Before we dive into some examples of rebates, let’s define what a rebate is. Rebates are a retrospective payment from a seller to a buyer, given after the agreed upon incentive is met. The purpose of a rebate is to motivate the buyer to purchase more goods, as well as build customer loyalty. There are multiple different types of rebate incentives sellers will use, which are strategically placed based on the industry, the involved trading partners, and the desired outcome.
The desired outcome of the rebate agreement ultimately determines the type of rebate deal that will be implemented. For example, if a seller’s objective is to promote an individual product launch they would most likely implement a fixed rebate deal. Whereas, if a seller’s objective is to increase the overall volume of products sold, they would most likely implement a growth-based rebate deal.
Types of Rebates
There are two categories the different types of rebates can fall under, vendor rebates and customer rebates.
Vendor rebates are typically used by merchants and distributors. The rebate agreement payments are paid by the supplier. These types of rebates are used when accounts receivable is involved.
Customer rebates are typically used by manufacturers and merchants. The rebate agreement payments are paid to a buyer or customer. These types of rebates are used when accounts payable is involved.
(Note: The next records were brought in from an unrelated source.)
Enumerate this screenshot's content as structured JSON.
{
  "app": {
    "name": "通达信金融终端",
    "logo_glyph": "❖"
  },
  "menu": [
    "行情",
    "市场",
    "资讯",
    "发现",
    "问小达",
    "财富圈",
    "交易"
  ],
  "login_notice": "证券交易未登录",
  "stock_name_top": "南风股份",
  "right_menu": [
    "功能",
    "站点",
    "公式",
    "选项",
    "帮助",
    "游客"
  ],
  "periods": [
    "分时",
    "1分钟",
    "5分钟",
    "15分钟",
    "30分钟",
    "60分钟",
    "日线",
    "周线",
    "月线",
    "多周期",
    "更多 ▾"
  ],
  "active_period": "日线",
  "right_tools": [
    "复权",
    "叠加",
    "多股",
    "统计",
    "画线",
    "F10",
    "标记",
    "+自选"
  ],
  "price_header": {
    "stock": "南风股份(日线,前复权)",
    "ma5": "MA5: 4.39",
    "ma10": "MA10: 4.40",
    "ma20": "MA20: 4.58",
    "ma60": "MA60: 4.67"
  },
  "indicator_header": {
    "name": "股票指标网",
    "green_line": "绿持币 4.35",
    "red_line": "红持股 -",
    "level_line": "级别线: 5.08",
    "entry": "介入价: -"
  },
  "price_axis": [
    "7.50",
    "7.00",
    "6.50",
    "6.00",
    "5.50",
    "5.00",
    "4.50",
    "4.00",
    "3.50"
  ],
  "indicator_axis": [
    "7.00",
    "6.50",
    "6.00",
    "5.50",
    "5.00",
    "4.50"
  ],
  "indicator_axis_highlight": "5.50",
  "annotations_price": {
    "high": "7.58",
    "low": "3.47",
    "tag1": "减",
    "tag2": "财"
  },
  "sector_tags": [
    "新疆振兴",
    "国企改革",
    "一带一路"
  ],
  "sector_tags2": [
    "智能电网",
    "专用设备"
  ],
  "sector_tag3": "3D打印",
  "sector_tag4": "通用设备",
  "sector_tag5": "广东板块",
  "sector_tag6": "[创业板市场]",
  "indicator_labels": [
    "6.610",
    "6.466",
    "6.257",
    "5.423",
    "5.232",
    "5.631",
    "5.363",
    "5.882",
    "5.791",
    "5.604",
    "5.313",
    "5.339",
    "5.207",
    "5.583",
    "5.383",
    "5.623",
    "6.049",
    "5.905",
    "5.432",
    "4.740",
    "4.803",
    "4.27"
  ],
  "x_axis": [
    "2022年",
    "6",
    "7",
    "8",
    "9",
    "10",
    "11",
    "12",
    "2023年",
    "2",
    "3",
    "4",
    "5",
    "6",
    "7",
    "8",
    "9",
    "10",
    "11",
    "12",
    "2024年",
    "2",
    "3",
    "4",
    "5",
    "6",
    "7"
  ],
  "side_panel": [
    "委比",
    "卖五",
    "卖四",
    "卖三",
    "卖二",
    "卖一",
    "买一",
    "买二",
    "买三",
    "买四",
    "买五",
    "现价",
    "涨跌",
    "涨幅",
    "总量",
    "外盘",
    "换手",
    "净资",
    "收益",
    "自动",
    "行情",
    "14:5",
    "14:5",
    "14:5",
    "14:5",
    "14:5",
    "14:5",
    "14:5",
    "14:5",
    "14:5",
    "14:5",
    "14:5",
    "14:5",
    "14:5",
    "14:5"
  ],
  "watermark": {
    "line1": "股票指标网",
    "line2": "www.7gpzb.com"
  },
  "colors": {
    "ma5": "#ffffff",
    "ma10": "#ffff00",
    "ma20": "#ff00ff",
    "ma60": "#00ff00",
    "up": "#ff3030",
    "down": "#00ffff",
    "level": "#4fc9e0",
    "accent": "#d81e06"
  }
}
Fixed rebates come in multiple forms. From a fixed monetary amount or a fixed percentage amount, to a fixed volume-based amount or fixed value-based amount. Fixed rebates are typically simple, as they all work somewhat similarly.
For example, a rebate agreement states if a customer purchases 1,000 units of product, then they can claim a 5% rebate. Each unit is $100, so if the buyer purchases 1,000 units, the buyer can claim a rebate reward of $5,000. This would be a volume incentive rebate. Fixed rebates are often tiered, meaning that the 1,000 units purchased can earn you a 5% rebate, but 2,000 units purchased can earn you a 10% rebate.
Growth-based rebates can be more complex. Rather than being based on a single purchase, it is typically based on a year-to-year basis. The objective of growth-based rebates is to generate incremental growth.
Let’s say a rebate agreement states that a customer must have a baseline growth of 10% from the previous year to claim a rebate reward of $1,000. If that customer purchased $10,000 worth of product from the seller in year 1, they would need to purchase $15,000 worth of product in year 2 to claim the $1,000 rebate reward. Depending on the program, the rebate reward amount could also be increased each year. In this example, if the customer reaches that same baseline growth of 10% in year 3, the rebate reward could increase to $2,500.
There are so many variations of growth-based rebate programs, but the overall goal is to increase total sales on a year-over-year basis, while simultaneously building customer loyalty to incentivize them to return each year.
Let Group O Help You Design a Rebate Program
In conclusion, rebate agreements come in many different forms. Choosing the best rebate program for a company depends on the desired goal, the products being sold, the customers purchasing the products, and so forth. A type of rebate program that is beneficial for one company, may not be beneficial for another. Implementing the best fitting rebate program will lead to successful sales growth and customer satisfaction.